- **EXERCISE DIRECTIONS**:
Please work out how many lines in the entries contain "Open", then give that number with nothing added.

- **INPUT RECORDS**:
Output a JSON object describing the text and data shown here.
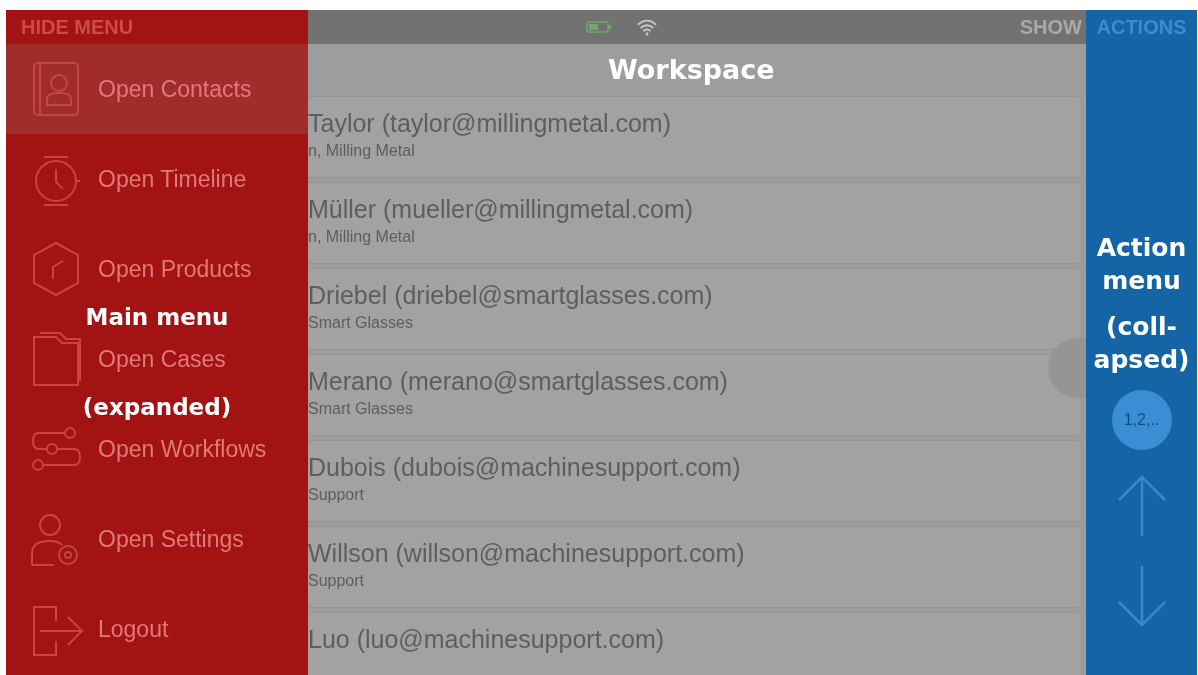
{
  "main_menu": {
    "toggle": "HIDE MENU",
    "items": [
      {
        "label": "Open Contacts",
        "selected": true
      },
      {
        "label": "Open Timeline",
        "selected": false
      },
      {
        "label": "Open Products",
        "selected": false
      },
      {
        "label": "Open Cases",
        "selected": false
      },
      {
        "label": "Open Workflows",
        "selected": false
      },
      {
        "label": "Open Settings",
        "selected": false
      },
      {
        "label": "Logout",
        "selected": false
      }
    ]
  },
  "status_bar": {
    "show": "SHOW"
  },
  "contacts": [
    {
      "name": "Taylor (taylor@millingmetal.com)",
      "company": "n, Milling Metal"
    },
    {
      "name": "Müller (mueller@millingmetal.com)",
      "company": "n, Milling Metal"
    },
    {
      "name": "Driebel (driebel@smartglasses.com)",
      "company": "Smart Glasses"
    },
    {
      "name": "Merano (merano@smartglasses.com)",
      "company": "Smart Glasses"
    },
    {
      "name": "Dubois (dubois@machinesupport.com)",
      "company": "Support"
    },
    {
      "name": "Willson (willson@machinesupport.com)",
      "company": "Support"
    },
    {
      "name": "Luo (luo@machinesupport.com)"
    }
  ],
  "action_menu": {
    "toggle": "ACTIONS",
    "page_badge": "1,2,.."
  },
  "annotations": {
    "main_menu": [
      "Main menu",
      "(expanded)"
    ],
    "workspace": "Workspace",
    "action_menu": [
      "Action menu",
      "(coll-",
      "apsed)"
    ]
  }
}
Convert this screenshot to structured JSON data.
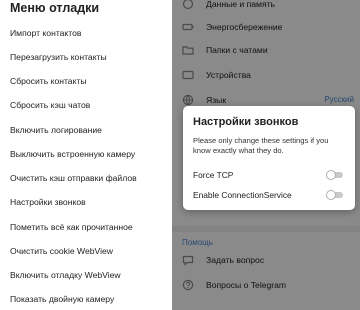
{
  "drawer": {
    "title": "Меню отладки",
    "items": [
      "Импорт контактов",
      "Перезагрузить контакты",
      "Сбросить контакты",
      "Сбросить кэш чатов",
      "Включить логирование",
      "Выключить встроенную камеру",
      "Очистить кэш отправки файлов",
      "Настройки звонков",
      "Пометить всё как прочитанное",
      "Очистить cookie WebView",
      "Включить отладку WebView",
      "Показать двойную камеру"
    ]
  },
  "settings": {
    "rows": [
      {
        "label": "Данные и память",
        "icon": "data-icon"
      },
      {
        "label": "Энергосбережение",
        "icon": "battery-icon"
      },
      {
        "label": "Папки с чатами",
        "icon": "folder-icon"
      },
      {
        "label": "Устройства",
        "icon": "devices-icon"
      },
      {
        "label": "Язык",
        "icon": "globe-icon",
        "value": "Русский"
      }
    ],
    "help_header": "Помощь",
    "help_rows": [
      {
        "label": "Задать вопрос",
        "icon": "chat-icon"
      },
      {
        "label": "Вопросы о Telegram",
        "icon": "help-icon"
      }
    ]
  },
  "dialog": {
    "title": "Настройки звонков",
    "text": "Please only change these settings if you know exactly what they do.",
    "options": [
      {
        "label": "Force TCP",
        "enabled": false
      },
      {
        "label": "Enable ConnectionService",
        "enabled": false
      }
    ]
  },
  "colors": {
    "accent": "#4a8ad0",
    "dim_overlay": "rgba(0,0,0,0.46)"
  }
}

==

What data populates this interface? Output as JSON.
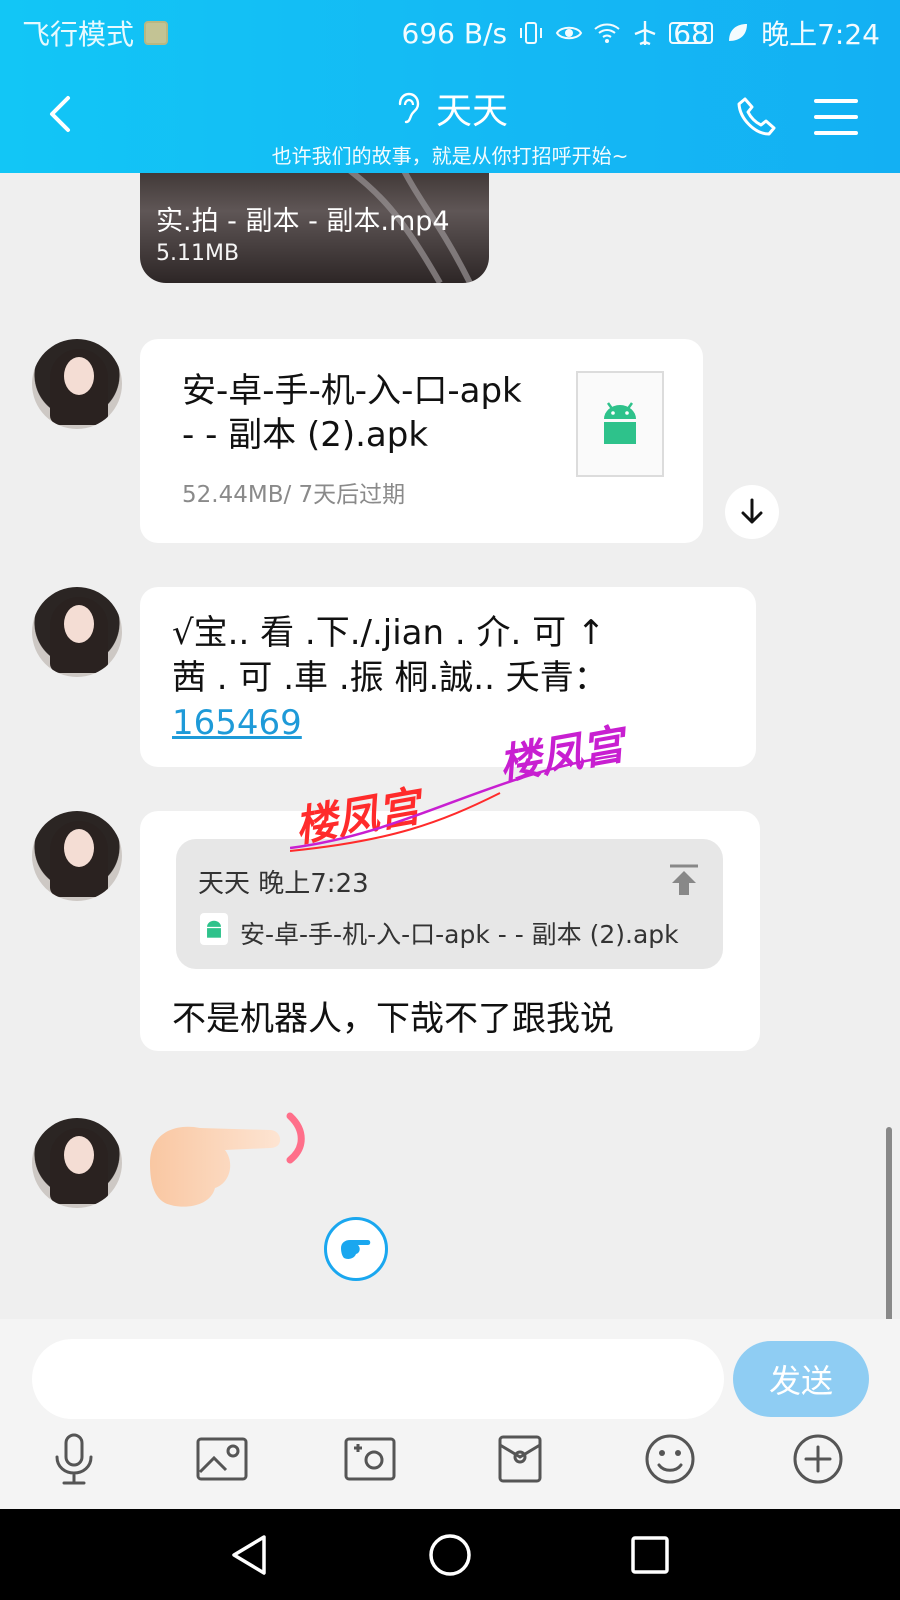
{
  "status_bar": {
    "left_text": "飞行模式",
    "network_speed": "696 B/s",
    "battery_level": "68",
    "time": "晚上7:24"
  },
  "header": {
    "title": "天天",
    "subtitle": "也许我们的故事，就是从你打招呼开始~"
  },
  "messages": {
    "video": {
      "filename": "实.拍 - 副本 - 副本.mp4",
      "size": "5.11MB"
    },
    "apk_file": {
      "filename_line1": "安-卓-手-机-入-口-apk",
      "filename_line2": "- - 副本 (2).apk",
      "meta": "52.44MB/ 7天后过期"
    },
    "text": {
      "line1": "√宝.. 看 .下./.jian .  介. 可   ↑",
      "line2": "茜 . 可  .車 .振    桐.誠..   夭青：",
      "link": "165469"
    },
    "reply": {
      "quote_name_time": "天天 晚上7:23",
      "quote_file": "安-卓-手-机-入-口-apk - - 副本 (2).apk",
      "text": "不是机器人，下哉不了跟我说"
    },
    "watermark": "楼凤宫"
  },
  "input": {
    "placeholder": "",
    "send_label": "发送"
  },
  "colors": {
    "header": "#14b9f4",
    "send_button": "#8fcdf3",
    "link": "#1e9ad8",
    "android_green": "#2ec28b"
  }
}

- **ANSWER**:
6